Posted in: Case Comment, Substantive Law, Substantive Law: Judicial Decisions

Demotion Led to Constructive Dismissal

In Ciszkowski v Canac Kitchens, the Ontario Superior Court of Justice concluded that a long-term employee was constructively dismissed when he considered himself demoted upon his return to work from heart surgery. This demotion due to his disability created a serious erosion of the working relationship. . . . [more]

Posted in: Case Comment, Substantive Law, Substantive Law: Judicial Decisions

The Civil Jury Trial Cheatsheet

Subject to limited exceptions, all parties litigating in Superior Court have the right to have the issues of fact tried, or the damages assessed, or both, by a jury.

Despite this fundamental right, civil jury trials are much more rare than trials conducted by judge alone.

A recent decision of Mew J., provides an excellent, comprehensive, summary of the law on civil jury trials including the law pertaining to the fundamental right to a jury trial and a detailed discussion of the law pertaining to a judge’s discretion to strike a jury notice.

The decision is a useful read for . . . [more]

Posted in: Practice of Law, Substantive Law: Judicial Decisions

Clear Language Trumps Fairness When Interpreting Multiple Collective Agreements

A 7 year battle over a day of paid personal leave has finally reached a conclusion.

The dispute centred around the interpretation of the collective bargaining agreement governing a unionized employee of the Canada Revenue Agency (CRA). The employee, during the span of one fiscal year, moved from one position within the Agency to another. Each position was in a different bargaining unit with its own collective agreement. Each collective agreement entitled workers to one paid personal day per fiscal year. The employee took a personal day under each agreement (in the same year). The Agency refused to . . . [more]

Posted in: Substantive Law: Judicial Decisions

Email Could Not Be Covered Under Solicitor-Client Privilege

An Ontario court has compelled an employer to produce an email message between HR staff and counsel in the wrongful dismissal case of Jacobson v Atlas Copco Canada Inc. The Superior Court of Justice found the employer failed to show that the message involved seeking or giving legal advice; thus it could not be protected by solicitor-client privilege. . . . [more]
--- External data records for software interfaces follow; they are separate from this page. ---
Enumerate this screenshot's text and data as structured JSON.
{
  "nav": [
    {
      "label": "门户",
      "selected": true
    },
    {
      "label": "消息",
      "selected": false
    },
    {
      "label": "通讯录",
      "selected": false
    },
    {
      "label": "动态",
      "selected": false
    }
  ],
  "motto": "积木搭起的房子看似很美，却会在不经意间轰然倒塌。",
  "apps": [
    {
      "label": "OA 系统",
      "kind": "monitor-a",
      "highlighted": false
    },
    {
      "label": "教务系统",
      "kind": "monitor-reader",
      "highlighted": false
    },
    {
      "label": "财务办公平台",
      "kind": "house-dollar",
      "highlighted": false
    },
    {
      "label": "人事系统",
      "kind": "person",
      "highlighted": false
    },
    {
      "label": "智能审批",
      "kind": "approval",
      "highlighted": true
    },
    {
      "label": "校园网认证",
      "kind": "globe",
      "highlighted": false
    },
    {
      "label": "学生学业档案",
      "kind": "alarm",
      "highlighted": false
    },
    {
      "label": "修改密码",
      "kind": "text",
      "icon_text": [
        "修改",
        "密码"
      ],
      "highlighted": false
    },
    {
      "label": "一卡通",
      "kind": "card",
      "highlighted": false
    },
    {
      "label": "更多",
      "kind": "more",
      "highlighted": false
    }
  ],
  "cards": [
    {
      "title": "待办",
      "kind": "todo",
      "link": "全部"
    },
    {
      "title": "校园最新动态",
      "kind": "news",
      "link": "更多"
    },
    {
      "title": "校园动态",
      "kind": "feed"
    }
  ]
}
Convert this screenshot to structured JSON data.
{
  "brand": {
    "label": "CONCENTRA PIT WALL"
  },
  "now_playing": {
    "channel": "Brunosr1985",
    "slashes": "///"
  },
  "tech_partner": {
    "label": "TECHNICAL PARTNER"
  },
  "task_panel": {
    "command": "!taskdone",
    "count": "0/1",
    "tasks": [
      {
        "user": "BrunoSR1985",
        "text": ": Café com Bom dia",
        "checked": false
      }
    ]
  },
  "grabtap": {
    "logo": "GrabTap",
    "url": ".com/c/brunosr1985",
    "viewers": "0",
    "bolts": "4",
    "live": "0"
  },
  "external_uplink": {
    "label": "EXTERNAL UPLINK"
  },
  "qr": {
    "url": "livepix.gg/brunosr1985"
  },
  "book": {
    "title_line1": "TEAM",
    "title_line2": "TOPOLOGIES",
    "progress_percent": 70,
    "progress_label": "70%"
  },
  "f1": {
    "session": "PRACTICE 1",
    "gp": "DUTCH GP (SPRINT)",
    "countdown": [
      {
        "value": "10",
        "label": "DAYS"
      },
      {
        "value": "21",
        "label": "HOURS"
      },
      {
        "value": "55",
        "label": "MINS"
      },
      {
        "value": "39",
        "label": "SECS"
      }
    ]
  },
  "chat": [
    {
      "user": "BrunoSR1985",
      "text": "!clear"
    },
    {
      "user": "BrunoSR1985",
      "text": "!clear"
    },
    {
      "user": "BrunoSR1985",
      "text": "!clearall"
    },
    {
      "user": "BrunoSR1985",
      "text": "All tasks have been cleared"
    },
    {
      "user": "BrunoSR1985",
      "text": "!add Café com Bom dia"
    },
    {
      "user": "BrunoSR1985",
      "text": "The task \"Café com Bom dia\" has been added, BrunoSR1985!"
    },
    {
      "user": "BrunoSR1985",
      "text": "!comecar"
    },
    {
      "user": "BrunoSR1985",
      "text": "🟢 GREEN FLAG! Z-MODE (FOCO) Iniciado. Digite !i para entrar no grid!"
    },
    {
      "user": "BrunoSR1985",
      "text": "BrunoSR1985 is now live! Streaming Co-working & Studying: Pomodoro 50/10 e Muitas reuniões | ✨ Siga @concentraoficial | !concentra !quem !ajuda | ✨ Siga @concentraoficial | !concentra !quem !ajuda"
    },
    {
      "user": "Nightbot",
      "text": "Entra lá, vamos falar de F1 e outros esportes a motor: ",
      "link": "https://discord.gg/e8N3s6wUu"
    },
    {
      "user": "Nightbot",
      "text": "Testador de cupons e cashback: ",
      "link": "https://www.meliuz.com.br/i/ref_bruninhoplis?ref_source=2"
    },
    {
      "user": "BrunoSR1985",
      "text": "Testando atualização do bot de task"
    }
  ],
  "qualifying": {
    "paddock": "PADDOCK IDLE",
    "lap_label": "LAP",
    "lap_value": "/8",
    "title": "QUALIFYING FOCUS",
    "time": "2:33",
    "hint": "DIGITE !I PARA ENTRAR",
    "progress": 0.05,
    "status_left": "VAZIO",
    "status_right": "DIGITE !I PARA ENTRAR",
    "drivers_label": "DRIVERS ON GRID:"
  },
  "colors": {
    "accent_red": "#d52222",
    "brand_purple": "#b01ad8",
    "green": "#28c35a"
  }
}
Posted in: Case Comment, Substantive Law, Substantive Law: Judicial Decisions

A Meaningful Mediation Avoiding Remedial Costs

The issue of remedial costs, previously discussed here, posed one of the few checks on the growing power of insurance companies in Ontario for motor vehicle collisions.
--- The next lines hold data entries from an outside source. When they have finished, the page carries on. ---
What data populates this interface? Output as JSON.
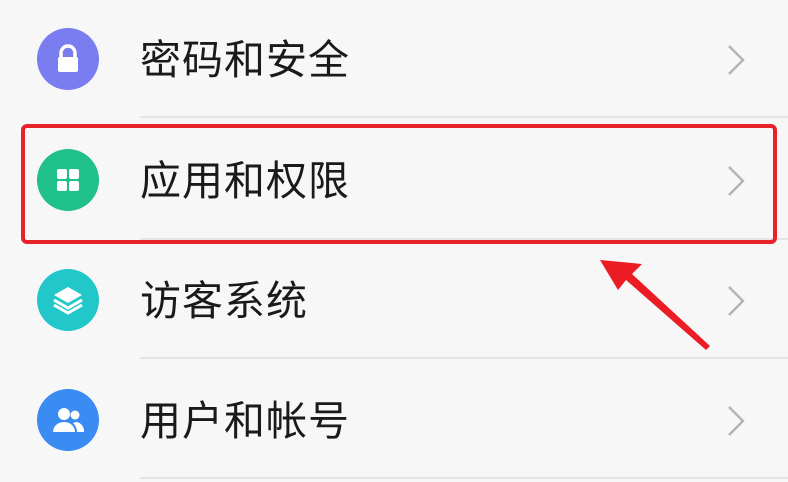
{
  "settings_list": {
    "items": [
      {
        "label": "密码和安全",
        "icon": "lock-icon",
        "icon_color": "#7a7df0"
      },
      {
        "label": "应用和权限",
        "icon": "app-grid-icon",
        "icon_color": "#1fc08a"
      },
      {
        "label": "访客系统",
        "icon": "layers-icon",
        "icon_color": "#22c7c9"
      },
      {
        "label": "用户和帐号",
        "icon": "users-icon",
        "icon_color": "#3a8cf2"
      }
    ]
  },
  "annotation": {
    "highlight_color": "#e8212b",
    "highlighted_item": "应用和权限"
  }
}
The Ontario Court of Appeal recently released its decision in Ross v. Bacchus, reversing the trial judge’s award of remedial costs against the insurer for failing to comply with its obligations under the Insurance Act. Justice Doherty stated,

[51] Insurers, like any other defendant, are entitled to take cases to trial. When an insurer rejects a plaintiff’s offer and proceeds to trial, the insurer risks both a higher damage award
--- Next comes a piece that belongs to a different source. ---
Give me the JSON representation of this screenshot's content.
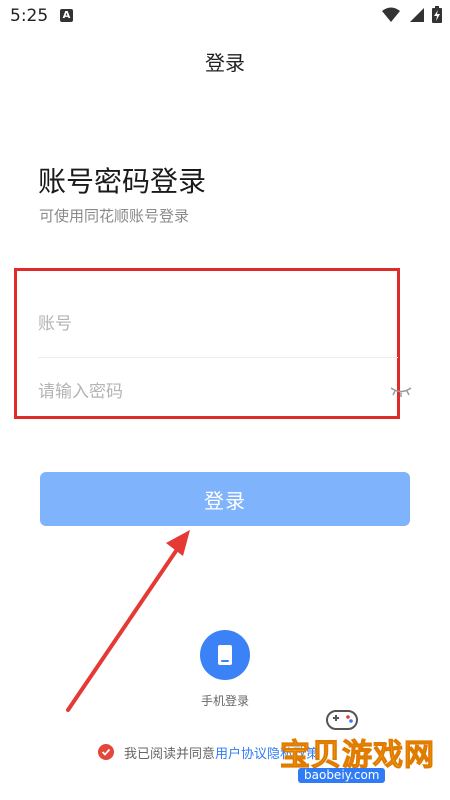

. . . [more]
Posted in: Substantive Law: Judicial Decisions

When Unions Fight

Headlines get made when employers and unions wage labour war. Teachers fighting provinces, police officers fighting cities and postal workers fighting Canada Post all make for great news. Inter-union fighting makes less noise but is also fascinating when it ends up before labour tribunals. A recent case provides a great example of what happens when unions “raid” each other (“raiding” is when one union attempts to sign up members represented by another union).

The story seems to start here, with the International Association of Machinists and Aerospace Workers (IAMAW) talking to its membership (Toronto area airport screeners) about . . . [more]

Posted in: Case Comment, Substantive Law: Judicial Decisions